Why do pawn shops require descriptions of sellers?

The policy is about making it easier for law enforcement officials to do their job. If there are any legal issues with a seller or a pawned item, police can respond more easily if pawn shops note what sellers looked like. It protects pawn shops and could potentially help in law enforcement cases that don't involve the pawn shops themselves but seedy sellers.

You'll find the "description of seller" stipulation across the country, though each municipality might include their own unique exemptions or specifications. For example, it's found under Chapter 646 of Nevada state laws, mandating that each pawnbroker in the state must keep a record of sellers' names, addresses, and ages, as well as descriptions of their appearance, among other things. This specific law notes that if the pawnbroker personally knows the seller, they can note that in the record, in lieu of a description or identification document number.

With the city of Auburn, Illinois, the "description of seller" regulation falls under Chapter 26 (Resale/Pawn Shop Regulations) of the city's Code of Ordinances. The language is similar to that of Nevada's code but also notes that a driver's license number can be recorded in lieu of a written description. In the Code Book for Gloucester Township in New Jersey, it's specified that the description and other details must be entered into an electronic database within 48 hours of a pawn shop purchase (Section III of Chapter 63A). On the national level, the policy is linked to several federal regulations involving business operations and law enforcement. This includes the Patriot Act and Truth in Lending Act.

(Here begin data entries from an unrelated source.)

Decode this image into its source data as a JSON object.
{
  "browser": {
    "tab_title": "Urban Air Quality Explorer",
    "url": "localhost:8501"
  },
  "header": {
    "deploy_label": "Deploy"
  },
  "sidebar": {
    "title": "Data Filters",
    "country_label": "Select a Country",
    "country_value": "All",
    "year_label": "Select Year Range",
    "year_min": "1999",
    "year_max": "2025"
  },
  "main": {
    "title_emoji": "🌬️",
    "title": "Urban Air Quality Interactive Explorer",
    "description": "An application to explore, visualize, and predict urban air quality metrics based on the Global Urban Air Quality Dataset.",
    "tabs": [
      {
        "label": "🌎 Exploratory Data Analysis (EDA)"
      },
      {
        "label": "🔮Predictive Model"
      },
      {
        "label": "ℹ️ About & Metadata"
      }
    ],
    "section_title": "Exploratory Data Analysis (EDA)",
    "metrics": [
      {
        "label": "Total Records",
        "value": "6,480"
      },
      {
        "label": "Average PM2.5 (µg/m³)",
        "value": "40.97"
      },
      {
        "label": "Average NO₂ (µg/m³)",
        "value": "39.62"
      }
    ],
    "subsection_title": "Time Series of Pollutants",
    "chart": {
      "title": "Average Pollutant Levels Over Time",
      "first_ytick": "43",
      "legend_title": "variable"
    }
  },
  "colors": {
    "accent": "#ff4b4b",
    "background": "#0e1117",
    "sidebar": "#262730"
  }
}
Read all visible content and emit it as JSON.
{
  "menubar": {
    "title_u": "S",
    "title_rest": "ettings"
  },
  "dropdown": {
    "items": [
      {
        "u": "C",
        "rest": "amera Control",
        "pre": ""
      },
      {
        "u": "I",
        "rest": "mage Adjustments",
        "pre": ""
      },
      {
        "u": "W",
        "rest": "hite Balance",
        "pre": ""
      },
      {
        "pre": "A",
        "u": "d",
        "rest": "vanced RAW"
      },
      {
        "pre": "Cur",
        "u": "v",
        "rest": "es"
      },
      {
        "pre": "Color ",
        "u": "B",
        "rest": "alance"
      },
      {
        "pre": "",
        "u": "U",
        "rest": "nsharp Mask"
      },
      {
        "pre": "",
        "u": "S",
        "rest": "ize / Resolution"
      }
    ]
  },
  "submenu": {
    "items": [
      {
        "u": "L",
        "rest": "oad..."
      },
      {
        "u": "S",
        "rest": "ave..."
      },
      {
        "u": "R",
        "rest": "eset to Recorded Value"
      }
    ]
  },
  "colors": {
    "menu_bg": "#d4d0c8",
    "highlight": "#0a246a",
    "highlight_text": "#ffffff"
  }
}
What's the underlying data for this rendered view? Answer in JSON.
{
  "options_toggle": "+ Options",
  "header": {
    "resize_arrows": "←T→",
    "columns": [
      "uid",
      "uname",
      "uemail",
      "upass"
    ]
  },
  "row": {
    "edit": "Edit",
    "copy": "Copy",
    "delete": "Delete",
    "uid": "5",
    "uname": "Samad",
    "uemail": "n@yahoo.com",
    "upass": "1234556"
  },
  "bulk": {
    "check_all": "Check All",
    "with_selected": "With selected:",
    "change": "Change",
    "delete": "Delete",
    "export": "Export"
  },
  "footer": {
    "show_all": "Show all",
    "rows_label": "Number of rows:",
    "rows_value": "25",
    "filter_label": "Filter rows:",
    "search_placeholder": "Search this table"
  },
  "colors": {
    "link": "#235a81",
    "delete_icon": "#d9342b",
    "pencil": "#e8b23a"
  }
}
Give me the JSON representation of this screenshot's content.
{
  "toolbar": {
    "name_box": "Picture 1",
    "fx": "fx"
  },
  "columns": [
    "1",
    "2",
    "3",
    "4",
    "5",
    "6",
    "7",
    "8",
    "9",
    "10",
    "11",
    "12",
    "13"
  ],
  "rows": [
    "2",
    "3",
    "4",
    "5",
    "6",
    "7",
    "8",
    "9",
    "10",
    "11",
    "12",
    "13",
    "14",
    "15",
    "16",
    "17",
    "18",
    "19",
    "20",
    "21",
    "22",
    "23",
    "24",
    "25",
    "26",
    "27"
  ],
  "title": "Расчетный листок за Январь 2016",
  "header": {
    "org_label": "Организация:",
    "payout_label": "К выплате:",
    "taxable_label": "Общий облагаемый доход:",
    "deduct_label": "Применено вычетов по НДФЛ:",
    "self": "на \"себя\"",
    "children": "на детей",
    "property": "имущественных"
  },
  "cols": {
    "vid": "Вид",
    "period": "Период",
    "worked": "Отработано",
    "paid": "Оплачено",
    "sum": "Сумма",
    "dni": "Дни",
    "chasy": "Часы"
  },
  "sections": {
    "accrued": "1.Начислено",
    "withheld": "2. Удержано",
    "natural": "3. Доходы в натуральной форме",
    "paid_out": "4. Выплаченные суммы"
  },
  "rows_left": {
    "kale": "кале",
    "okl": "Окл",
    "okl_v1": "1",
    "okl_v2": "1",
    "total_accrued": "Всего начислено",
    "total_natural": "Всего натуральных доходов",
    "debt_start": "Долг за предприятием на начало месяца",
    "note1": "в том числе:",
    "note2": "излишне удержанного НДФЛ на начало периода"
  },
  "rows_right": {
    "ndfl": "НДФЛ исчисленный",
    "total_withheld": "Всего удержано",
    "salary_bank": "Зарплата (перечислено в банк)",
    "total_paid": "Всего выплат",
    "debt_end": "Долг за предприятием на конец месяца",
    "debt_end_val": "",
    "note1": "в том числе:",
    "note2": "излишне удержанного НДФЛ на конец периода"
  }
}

The Harrison family is not above the law. Even when sellers appear on camera for the Pawn Stars show, the Harrisons must log a formal business record of the sellers' descriptions. After all, even though it's television, it's also reality, and written records will always be the legal star of the real-life business.